Task to complete — From the listing below, tally the lines that include "value". Return only the total.

Record excerpts —
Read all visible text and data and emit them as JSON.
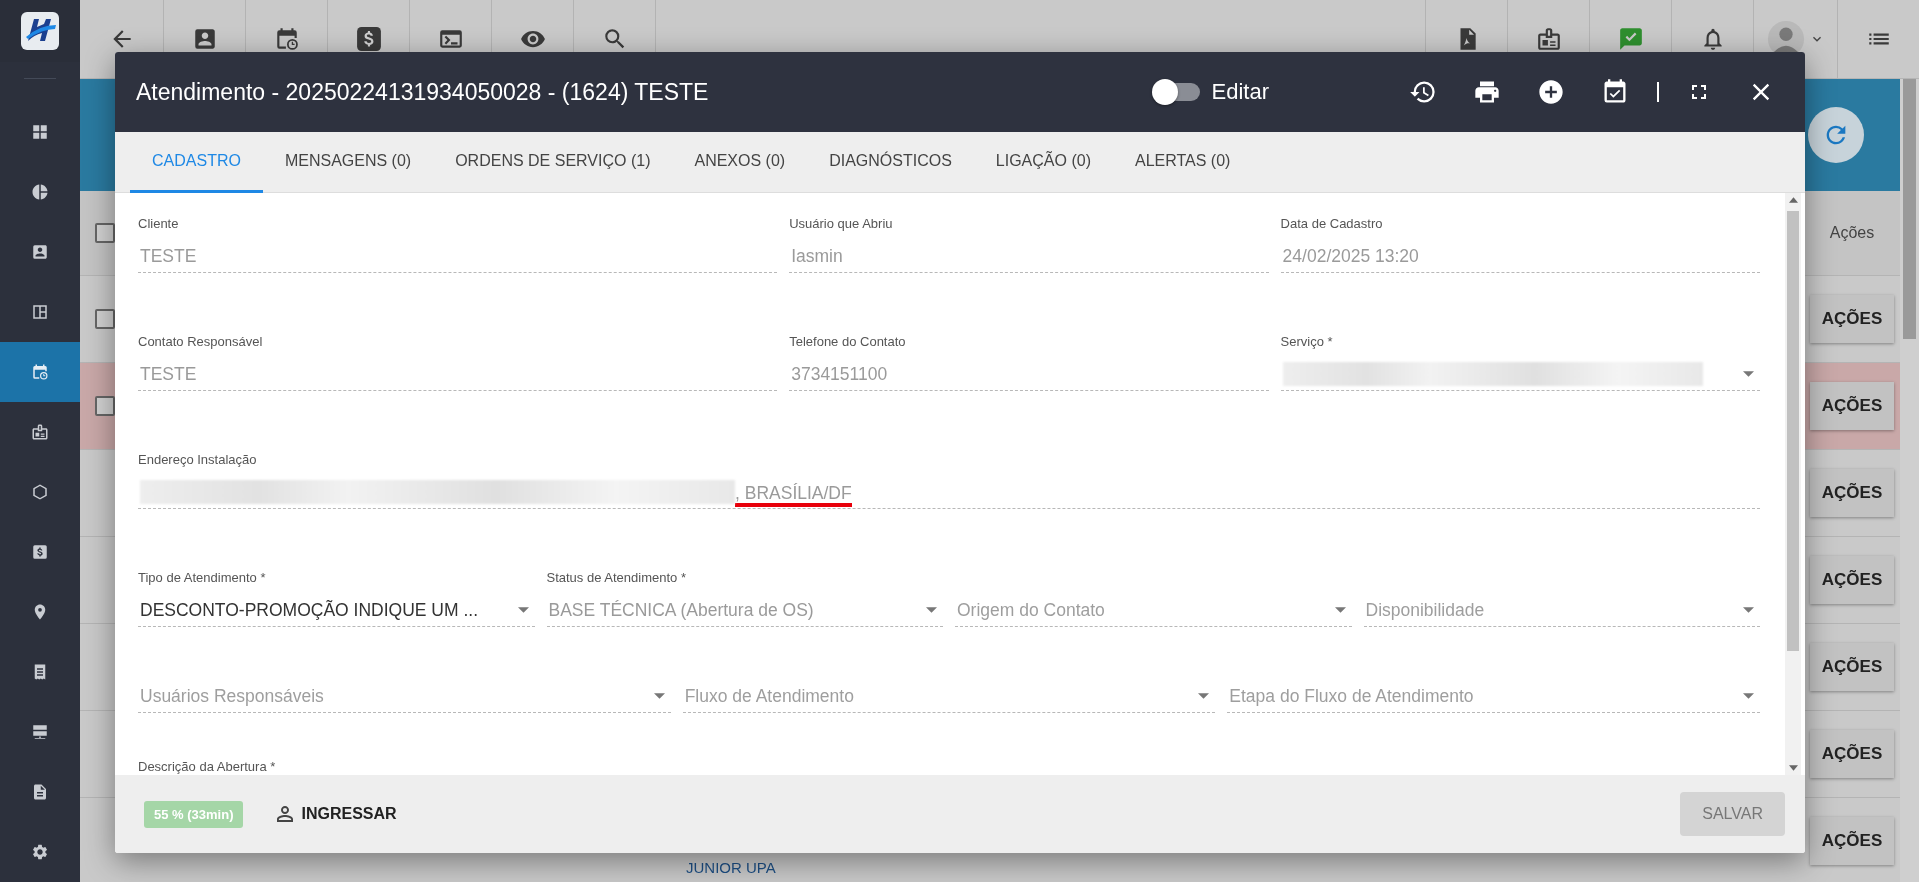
{
  "sidebar": {
    "items": [
      {
        "selected": false
      },
      {
        "selected": false
      },
      {
        "selected": false
      },
      {
        "selected": false
      },
      {
        "selected": true
      },
      {
        "selected": false
      },
      {
        "selected": false
      },
      {
        "selected": false
      },
      {
        "selected": false
      },
      {
        "selected": false
      },
      {
        "selected": false
      },
      {
        "selected": false
      },
      {
        "selected": false
      }
    ]
  },
  "background_table": {
    "header_checkbox": {
      "checked": false
    },
    "header": "Ações",
    "rows": [
      {
        "action": "AÇÕES",
        "checked": false,
        "highlighted": false
      },
      {
        "action": "AÇÕES",
        "checked": false,
        "highlighted": true
      },
      {
        "action": "AÇÕES",
        "highlighted": false
      },
      {
        "action": "AÇÕES",
        "highlighted": false
      },
      {
        "action": "AÇÕES",
        "highlighted": false
      },
      {
        "action": "AÇÕES",
        "highlighted": false
      },
      {
        "action": "AÇÕES",
        "highlighted": false,
        "link": "JUNIOR UPA"
      }
    ]
  },
  "modal": {
    "title": "Atendimento - 20250224131934050028 - (1624) TESTE",
    "edit_toggle": {
      "label": "Editar",
      "on": false
    },
    "tabs": [
      {
        "label": "CADASTRO",
        "selected": true
      },
      {
        "label": "MENSAGENS (0)",
        "selected": false
      },
      {
        "label": "ORDENS DE SERVIÇO (1)",
        "selected": false
      },
      {
        "label": "ANEXOS (0)",
        "selected": false
      },
      {
        "label": "DIAGNÓSTICOS",
        "selected": false
      },
      {
        "label": "LIGAÇÃO (0)",
        "selected": false
      },
      {
        "label": "ALERTAS (0)",
        "selected": false
      }
    ],
    "form_rows": [
      {
        "kind": "wide-first",
        "fields": [
          {
            "kind": "text",
            "label": "Cliente",
            "value": "TESTE",
            "disabled": true
          },
          {
            "kind": "text",
            "label": "Usuário que Abriu",
            "value": "Iasmin",
            "disabled": true
          },
          {
            "kind": "text",
            "label": "Data de Cadastro",
            "value": "24/02/2025 13:20",
            "disabled": true
          }
        ]
      },
      {
        "kind": "wide-first",
        "fields": [
          {
            "kind": "text",
            "label": "Contato Responsável",
            "value": "TESTE",
            "disabled": true
          },
          {
            "kind": "text",
            "label": "Telefone do Contato",
            "value": "3734151100",
            "disabled": true
          },
          {
            "kind": "select",
            "label": "Serviço *",
            "redacted": true
          }
        ]
      },
      {
        "kind": "full",
        "fields": [
          {
            "kind": "text",
            "label": "Endereço Instalação",
            "redacted": true,
            "value": ", BRASÍLIA/DF",
            "highlighted": true,
            "disabled": true
          }
        ]
      },
      {
        "kind": "four",
        "fields": [
          {
            "kind": "select",
            "label": "Tipo de Atendimento *",
            "value": "DESCONTO-PROMOÇÃO INDIQUE UM ...",
            "disabled": false
          },
          {
            "kind": "select",
            "label": "Status de Atendimento *",
            "value": "BASE TÉCNICA (Abertura de OS)",
            "disabled": true
          },
          {
            "kind": "select",
            "placeholder": "Origem do Contato"
          },
          {
            "kind": "select",
            "placeholder": "Disponibilidade"
          }
        ]
      },
      {
        "kind": "three",
        "fields": [
          {
            "kind": "select",
            "placeholder": "Usuários Responsáveis"
          },
          {
            "kind": "select",
            "placeholder": "Fluxo de Atendimento"
          },
          {
            "kind": "select",
            "placeholder": "Etapa do Fluxo de Atendimento"
          }
        ]
      }
    ],
    "description_label": "Descrição da Abertura *",
    "footer": {
      "badge": "55 % (33min)",
      "join_button": "INGRESSAR",
      "save_button": {
        "label": "SALVAR",
        "disabled": true
      }
    }
  }
}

Response to the task — 8